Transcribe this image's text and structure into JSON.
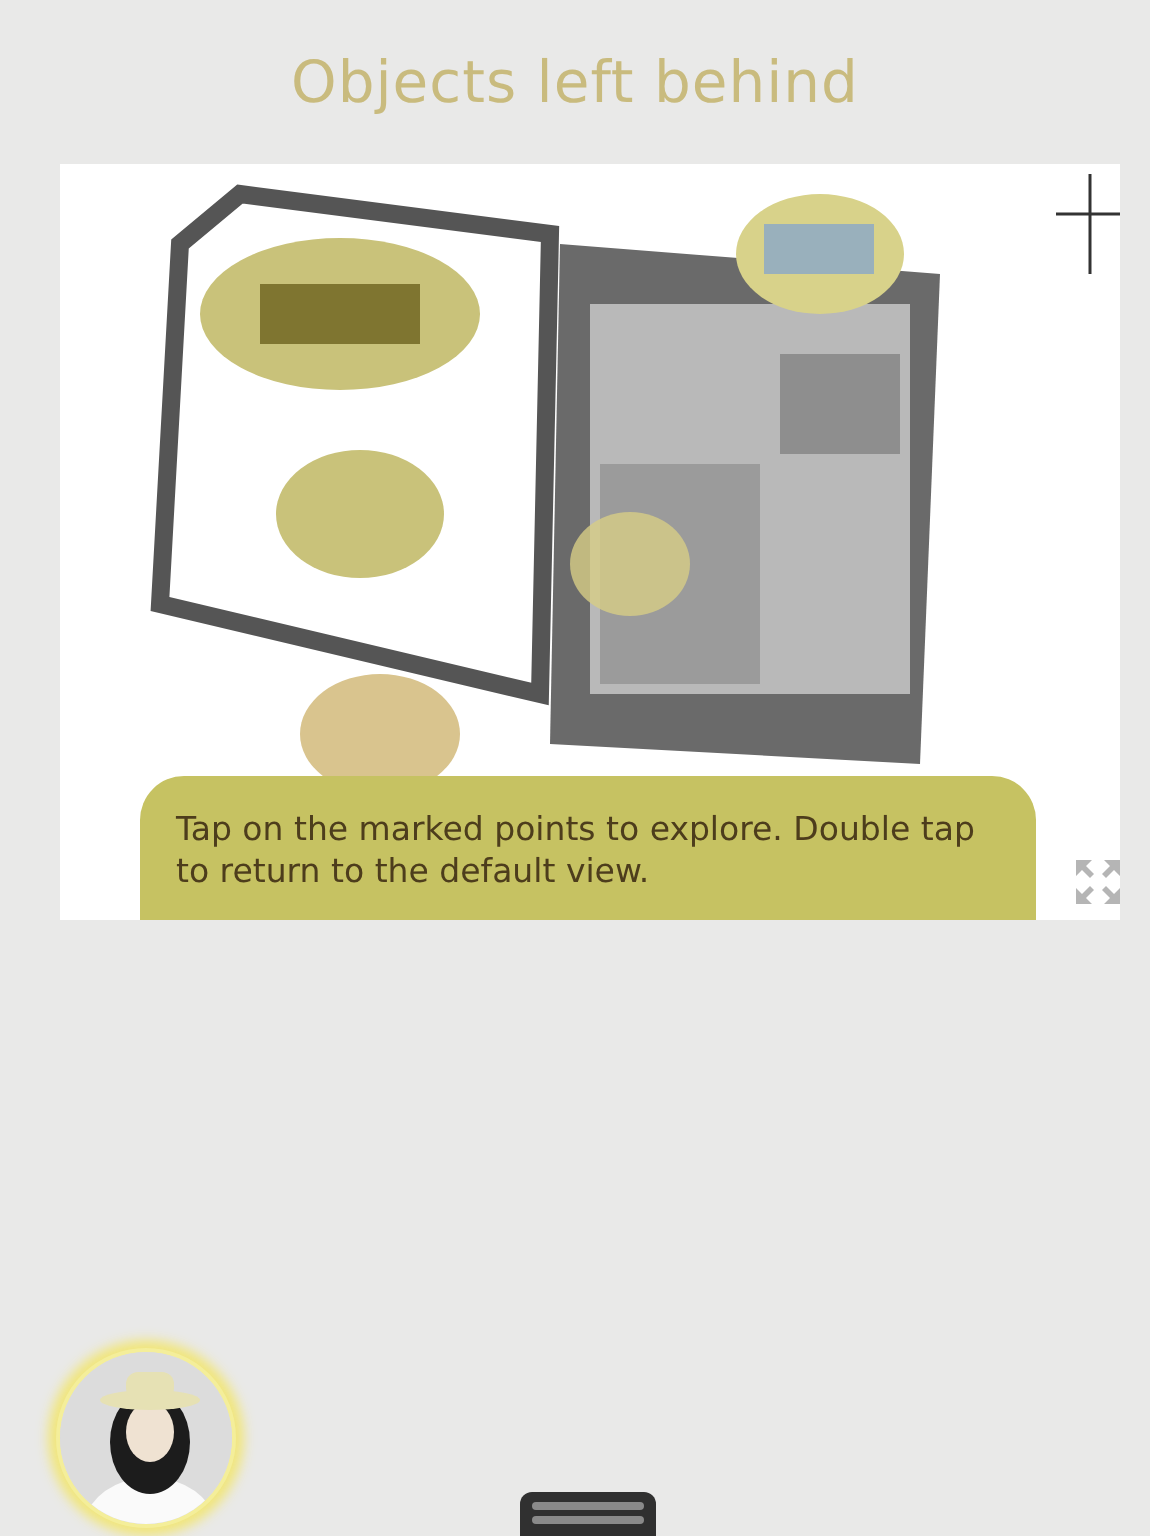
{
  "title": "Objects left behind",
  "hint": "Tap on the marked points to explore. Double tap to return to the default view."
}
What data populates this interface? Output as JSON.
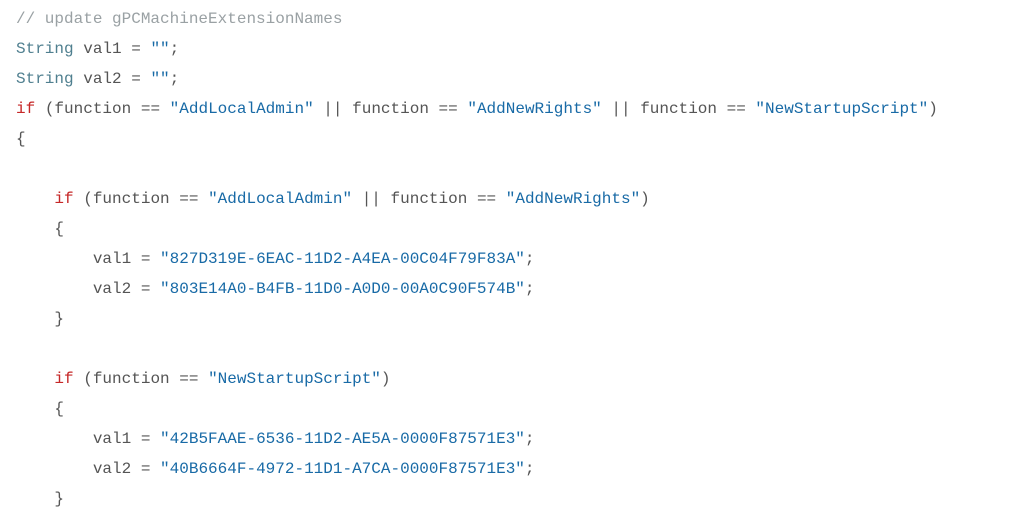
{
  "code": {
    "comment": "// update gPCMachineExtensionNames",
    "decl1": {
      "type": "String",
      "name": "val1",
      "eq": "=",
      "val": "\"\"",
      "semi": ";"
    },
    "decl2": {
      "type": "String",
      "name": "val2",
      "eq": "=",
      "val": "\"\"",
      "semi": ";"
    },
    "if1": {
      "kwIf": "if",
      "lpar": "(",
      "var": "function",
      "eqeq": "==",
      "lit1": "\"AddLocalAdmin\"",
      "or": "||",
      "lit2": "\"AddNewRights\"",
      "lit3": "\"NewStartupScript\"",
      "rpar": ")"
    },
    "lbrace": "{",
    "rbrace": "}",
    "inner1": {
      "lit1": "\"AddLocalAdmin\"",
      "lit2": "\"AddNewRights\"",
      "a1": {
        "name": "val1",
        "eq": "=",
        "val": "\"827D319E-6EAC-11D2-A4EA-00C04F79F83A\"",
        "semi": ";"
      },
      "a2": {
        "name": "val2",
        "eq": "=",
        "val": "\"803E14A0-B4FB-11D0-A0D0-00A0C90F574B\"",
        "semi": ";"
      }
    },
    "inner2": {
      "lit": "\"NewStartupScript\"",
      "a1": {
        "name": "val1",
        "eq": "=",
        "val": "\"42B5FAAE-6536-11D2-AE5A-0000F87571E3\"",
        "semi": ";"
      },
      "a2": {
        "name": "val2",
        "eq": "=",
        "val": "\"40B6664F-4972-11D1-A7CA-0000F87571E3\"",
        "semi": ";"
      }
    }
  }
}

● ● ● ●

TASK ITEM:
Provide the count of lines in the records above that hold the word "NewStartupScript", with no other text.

YOUR RESPONSE:
2